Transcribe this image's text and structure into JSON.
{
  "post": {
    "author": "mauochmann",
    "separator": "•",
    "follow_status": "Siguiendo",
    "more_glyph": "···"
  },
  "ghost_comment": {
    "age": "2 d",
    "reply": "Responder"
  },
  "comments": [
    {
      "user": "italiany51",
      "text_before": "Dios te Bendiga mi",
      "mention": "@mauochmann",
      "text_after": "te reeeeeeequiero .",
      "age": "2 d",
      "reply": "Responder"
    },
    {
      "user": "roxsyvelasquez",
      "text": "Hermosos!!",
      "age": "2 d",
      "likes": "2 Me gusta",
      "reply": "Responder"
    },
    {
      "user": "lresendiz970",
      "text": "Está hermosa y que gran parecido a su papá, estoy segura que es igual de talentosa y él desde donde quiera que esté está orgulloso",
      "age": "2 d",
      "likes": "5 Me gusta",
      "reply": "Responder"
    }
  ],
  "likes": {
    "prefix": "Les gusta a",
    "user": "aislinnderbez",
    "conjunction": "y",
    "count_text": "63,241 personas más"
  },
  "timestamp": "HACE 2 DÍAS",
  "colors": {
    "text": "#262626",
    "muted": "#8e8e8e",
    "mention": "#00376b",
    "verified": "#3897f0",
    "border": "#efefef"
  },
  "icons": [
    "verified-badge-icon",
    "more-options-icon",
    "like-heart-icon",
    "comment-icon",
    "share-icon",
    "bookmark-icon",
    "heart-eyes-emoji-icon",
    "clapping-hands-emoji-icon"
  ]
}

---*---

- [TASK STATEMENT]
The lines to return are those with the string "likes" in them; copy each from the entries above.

- [TASK ANSWER]
      "likes": "2 Me gusta",
      "likes": "5 Me gusta",
  "likes": {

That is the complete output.